Martha Argerich, the highly-regarded, world famous Argentinian classical concert pianist, created...
The picturesque and verdant Kunisaki Peninsula is a haven of rural life that today belies its history as one of the greatest centres of Buddhism in Japan. The powerful religious institutions that once dominated the region have long since faded away.
However, their spiritual legacy is still to be found in the charming, peaceful temples and wayside shrines, which today seem to have been part of this bucolic landscape since time immemorial; and, also in the innumerable stone carvings of deities, seemingly found wherever one visits, that have cast their benign, protecting gazes for centuries across the tranquil mountains, valleys, fields and villages of Kunisaki. This legacy is also to be found in the Rokugo-Manzan, an ancient, esoteric religious group that is an intriguing fusion of Shinto, Buddhist, Taoist and folk rituals, that has become a fundamental part of life in Kunisaki to this day.

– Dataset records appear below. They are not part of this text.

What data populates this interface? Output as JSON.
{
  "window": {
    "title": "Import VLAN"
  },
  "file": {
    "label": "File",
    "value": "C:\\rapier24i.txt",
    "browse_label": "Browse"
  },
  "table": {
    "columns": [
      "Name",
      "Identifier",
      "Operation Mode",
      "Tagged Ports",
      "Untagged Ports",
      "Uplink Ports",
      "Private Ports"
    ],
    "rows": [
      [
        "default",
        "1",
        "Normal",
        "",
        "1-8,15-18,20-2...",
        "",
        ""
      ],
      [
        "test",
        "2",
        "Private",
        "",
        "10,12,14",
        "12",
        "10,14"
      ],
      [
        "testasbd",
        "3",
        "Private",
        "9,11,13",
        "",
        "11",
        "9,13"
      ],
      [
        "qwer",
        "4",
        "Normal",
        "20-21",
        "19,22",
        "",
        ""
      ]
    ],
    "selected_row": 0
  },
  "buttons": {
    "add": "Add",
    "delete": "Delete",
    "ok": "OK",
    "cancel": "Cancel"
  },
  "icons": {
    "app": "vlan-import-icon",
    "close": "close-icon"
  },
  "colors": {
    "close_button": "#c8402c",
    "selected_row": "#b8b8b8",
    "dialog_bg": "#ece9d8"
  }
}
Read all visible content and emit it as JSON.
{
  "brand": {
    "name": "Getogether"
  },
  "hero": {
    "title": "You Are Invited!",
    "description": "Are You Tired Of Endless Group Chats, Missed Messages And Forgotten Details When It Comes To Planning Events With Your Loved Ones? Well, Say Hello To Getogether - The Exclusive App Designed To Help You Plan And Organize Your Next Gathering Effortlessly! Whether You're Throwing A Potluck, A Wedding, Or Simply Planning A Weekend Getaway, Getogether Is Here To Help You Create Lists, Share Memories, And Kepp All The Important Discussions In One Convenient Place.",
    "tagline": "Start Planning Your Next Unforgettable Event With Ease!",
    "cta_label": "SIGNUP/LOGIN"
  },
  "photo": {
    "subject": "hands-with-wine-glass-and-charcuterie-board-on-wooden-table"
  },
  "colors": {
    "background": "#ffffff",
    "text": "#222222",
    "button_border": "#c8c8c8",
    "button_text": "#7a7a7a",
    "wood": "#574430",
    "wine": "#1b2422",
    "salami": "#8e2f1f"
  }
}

At Kunisaki’s centre is Mt. Futago-san, a dormant volcano and the highest point on the peninsula. From here, mountainous ridges interspersed with tranquil valleys fan out, as if rays from the sun, in all directions – a delightful, physical metaphor for this spiritual land. Together with the line of mountains on Kunisaki’s western edge blocking easy entry from the rest of Kyushu, the ridges further dissuaded many from delving into the peninsula’s interior. However, the remoteness created by this inaccessibility was a significant attraction for monks of old looking for seclusion, a retreat to meditate and practice their ascetics.
Legend has it that in the early 8th Century Ninmon, a monk from the grand shrine at Usa, realised the spiritual potential of Kunisaki and set the foundations for what became over time the Rokugo-Manzan. Ninmon, who is regarded as a Buddhist reincarnation of Hachiman the Shinto divine protector of Japan, entered Kunisaki and established its first temples. The monks that succeeded him created the grand Buddhist institutions and also established the ascetic practice of mineiri, the walking of mountain paths in prayer, meditation and recitation of sutras. While those powerful temples have long since disappeared, mineiri has proved to be a resilient, if ten-yearly intermittent, symbol of Kunisaki’s spiritual heritage embodied in Rokugo-Manzan and embraced by monks and locals alike.
2018 marks the 1,300th anniversary of Rokugo-manzan and a mineiri will be undertaken in celebration of Ninmon’s first devotional steps into Kunisaki, still a truly heavenly place on earth.